_What is needed_
Find each line below where the word "JSON" occurs, and copy it.

# # # #

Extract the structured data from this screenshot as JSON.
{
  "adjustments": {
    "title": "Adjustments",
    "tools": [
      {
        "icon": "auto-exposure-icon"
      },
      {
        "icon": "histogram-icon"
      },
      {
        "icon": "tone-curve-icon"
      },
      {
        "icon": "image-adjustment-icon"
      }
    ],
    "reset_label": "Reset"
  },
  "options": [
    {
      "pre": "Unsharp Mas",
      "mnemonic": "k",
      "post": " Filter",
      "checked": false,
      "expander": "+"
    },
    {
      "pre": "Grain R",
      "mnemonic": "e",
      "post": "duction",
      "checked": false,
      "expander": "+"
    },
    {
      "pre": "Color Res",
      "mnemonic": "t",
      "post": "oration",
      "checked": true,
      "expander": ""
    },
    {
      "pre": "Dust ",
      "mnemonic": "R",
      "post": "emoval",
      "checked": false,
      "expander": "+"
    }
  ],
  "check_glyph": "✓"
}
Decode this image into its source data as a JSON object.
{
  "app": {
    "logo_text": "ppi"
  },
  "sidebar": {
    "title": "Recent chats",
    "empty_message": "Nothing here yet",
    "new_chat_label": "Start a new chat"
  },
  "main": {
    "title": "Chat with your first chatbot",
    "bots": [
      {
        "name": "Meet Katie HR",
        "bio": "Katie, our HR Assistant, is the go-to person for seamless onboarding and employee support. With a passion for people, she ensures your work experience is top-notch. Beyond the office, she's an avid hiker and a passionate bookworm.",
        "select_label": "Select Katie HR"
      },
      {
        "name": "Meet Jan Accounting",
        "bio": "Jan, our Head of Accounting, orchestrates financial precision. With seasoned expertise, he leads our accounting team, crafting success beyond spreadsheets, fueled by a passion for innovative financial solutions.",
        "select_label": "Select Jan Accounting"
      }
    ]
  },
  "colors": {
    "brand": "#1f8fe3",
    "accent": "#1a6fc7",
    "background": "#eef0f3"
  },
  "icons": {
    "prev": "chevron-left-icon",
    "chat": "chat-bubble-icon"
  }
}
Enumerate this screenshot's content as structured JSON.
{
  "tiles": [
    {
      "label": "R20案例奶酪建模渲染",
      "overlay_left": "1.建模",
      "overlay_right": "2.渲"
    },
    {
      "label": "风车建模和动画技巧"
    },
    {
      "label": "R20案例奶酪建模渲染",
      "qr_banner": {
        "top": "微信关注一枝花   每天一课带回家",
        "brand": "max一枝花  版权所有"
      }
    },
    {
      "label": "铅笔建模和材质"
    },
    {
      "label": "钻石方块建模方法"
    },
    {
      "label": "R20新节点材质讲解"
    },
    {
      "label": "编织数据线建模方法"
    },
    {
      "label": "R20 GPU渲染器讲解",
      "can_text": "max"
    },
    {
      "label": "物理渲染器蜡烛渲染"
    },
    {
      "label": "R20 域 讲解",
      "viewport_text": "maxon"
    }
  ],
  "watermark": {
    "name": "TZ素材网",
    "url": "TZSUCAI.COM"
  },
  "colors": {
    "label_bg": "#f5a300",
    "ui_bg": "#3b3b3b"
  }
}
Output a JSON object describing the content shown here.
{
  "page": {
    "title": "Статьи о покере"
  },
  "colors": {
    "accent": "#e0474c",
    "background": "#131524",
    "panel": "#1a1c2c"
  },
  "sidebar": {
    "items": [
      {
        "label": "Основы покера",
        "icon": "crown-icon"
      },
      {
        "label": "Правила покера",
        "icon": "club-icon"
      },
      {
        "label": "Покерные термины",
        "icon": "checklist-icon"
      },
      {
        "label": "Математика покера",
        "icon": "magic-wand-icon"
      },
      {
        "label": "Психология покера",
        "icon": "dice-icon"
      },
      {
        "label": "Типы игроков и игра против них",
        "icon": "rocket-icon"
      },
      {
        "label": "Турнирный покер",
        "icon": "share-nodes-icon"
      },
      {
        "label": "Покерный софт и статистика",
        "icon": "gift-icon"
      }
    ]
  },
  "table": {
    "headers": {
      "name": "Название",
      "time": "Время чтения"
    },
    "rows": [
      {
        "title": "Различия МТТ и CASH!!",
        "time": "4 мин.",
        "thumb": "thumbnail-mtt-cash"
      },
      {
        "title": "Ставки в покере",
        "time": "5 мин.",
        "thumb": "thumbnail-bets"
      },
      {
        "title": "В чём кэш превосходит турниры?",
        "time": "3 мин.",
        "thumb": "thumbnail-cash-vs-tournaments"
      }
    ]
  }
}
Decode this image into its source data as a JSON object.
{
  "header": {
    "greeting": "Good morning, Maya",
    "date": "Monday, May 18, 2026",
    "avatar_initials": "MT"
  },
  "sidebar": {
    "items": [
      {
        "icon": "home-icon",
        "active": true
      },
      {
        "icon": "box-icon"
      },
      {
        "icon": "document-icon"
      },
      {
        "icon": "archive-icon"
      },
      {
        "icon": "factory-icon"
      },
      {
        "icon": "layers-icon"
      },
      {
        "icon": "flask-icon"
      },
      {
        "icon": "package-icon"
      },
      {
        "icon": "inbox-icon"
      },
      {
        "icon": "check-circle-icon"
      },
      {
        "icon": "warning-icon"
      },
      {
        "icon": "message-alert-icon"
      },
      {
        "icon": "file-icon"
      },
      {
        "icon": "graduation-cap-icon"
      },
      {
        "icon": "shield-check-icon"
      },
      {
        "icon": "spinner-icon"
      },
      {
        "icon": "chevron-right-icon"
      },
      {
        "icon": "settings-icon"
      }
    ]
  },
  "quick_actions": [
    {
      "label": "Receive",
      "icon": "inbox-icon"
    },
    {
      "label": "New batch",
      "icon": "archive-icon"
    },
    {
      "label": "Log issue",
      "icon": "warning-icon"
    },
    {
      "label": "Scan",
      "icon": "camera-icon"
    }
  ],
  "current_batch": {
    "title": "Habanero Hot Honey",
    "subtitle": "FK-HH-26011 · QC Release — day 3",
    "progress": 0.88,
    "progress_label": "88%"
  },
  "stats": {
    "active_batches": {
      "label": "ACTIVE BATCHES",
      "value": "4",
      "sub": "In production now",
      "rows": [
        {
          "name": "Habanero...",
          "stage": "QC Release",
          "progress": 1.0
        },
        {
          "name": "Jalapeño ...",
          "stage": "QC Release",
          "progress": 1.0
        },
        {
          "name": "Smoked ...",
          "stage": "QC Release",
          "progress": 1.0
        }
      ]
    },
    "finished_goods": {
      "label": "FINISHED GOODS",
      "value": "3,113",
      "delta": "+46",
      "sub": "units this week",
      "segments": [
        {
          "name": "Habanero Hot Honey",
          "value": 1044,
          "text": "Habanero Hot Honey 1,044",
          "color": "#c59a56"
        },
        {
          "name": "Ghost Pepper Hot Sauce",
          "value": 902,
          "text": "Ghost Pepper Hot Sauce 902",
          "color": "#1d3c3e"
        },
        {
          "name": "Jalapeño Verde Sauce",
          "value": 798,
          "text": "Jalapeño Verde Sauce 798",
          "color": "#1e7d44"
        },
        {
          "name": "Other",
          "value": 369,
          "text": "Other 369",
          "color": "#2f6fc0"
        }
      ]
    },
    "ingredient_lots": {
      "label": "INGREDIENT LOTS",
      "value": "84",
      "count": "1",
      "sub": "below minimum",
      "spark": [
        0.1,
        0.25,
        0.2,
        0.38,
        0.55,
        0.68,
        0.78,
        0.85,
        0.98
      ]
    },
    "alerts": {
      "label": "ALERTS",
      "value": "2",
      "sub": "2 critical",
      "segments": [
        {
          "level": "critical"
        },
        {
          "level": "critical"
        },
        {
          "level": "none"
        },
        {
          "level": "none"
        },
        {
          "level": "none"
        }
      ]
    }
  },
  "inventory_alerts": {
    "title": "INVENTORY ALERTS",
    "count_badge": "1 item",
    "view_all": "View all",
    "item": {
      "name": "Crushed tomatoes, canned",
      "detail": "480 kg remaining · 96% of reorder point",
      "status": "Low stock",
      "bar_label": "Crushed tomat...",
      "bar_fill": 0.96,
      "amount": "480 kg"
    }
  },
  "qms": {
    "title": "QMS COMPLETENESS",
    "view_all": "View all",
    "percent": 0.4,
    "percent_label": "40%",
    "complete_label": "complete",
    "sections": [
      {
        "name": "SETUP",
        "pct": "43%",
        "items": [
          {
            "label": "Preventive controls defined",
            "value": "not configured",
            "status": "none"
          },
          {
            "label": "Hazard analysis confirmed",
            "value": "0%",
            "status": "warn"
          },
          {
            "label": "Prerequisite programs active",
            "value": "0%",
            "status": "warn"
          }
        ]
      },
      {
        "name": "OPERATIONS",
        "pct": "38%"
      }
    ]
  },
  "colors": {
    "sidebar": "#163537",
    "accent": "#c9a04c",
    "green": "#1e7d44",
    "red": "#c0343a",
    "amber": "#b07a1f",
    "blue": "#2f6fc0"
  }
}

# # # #

_Exercise answer_
Extract the structured data from this screenshot as JSON.
Decode this image into its source data as a JSON object.
Enumerate this screenshot's content as structured JSON.
Output a JSON object describing the content shown here.
Decode this image into its source data as a JSON object.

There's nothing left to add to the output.